(Required action) Do any lines in the data below contain "Notification"? If so, copy every one of them.

(Material for this task)
---*---

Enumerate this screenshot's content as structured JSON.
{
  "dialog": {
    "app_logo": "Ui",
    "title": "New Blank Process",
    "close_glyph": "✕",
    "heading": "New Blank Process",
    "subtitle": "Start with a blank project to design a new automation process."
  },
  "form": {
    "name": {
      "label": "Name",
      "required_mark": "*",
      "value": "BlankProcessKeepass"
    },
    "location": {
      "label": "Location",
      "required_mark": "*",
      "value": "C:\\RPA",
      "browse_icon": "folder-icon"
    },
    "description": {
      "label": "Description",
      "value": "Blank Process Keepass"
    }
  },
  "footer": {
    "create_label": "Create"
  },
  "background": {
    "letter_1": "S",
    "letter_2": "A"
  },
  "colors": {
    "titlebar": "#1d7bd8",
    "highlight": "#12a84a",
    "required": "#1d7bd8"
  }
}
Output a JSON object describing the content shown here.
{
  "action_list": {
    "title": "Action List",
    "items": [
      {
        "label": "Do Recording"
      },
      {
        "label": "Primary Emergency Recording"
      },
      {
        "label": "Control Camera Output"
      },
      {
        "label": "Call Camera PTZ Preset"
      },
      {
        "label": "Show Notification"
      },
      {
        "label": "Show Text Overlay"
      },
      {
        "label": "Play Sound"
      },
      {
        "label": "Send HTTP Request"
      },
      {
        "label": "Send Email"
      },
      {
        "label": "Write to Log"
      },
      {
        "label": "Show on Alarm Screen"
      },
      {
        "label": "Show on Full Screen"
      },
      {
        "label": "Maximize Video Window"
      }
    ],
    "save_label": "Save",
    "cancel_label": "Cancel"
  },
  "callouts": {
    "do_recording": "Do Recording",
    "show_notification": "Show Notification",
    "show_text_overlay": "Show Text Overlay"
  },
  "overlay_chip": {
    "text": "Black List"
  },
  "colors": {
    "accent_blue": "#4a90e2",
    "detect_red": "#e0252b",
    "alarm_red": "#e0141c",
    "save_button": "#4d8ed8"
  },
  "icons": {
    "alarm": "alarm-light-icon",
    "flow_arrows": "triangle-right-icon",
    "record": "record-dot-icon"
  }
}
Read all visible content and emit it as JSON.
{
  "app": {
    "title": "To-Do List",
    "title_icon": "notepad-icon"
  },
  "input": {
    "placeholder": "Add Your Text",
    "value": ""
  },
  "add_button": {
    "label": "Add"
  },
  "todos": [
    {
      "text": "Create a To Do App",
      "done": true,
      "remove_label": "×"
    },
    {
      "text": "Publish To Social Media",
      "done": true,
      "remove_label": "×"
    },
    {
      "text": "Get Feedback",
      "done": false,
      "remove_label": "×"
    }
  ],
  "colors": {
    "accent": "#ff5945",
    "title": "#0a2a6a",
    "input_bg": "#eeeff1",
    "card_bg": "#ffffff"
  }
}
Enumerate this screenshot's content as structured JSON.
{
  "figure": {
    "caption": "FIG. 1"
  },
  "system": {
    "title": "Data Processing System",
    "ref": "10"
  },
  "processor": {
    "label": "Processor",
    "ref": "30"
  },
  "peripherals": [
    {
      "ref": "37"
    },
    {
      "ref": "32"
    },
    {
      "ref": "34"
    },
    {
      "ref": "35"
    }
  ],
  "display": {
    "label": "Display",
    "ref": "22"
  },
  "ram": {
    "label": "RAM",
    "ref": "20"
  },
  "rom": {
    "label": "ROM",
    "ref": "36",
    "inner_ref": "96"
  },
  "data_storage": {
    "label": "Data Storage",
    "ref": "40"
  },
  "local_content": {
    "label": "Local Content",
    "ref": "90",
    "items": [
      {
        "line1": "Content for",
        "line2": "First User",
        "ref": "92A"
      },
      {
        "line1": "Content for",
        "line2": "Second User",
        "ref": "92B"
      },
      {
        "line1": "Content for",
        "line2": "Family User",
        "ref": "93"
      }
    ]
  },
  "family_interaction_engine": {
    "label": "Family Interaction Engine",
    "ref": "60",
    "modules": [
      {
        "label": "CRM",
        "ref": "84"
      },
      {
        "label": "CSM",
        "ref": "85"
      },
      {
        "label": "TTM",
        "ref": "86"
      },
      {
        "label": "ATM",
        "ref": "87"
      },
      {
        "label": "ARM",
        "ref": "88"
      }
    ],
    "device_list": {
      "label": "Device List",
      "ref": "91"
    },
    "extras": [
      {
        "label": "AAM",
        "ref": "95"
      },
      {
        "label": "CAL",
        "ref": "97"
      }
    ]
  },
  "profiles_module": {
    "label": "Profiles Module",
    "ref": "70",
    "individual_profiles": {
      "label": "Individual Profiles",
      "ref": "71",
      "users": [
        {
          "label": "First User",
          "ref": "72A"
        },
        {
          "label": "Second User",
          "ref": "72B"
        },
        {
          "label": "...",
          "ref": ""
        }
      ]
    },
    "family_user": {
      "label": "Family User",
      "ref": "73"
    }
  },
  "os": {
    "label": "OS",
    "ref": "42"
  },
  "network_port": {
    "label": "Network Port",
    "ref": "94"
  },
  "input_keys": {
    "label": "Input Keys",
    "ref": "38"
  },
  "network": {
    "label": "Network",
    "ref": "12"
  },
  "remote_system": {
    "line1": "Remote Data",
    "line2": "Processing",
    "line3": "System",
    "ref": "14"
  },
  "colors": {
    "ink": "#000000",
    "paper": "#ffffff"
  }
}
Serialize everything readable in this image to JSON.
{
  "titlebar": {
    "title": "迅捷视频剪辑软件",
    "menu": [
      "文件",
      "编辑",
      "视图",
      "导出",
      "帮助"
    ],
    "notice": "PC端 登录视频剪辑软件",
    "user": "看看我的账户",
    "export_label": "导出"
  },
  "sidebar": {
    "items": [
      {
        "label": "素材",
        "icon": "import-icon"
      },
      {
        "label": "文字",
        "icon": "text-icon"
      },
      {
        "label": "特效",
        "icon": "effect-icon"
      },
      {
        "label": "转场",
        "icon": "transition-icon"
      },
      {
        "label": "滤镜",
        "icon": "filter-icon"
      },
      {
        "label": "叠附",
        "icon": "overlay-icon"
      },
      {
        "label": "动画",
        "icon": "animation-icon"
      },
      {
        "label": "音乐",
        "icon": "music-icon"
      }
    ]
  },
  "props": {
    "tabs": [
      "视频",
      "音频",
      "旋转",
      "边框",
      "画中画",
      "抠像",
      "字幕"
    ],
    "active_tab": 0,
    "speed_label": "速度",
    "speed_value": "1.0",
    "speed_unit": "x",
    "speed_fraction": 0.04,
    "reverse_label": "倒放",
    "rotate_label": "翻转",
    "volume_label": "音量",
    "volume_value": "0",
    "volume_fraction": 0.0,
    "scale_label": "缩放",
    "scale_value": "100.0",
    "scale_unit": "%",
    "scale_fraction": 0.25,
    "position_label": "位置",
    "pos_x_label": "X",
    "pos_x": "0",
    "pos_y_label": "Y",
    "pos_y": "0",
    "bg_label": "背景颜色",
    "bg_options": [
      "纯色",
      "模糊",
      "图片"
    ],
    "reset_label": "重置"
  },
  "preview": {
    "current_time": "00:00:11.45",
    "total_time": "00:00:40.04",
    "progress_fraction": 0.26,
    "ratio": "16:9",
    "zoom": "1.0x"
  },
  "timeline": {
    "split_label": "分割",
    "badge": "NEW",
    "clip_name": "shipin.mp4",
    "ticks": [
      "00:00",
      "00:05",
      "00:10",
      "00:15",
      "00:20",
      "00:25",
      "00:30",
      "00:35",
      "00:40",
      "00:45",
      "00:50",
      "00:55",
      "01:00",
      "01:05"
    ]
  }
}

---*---

(Task solution)
        "label": "Show Notification"
    "show_notification": "Show Notification",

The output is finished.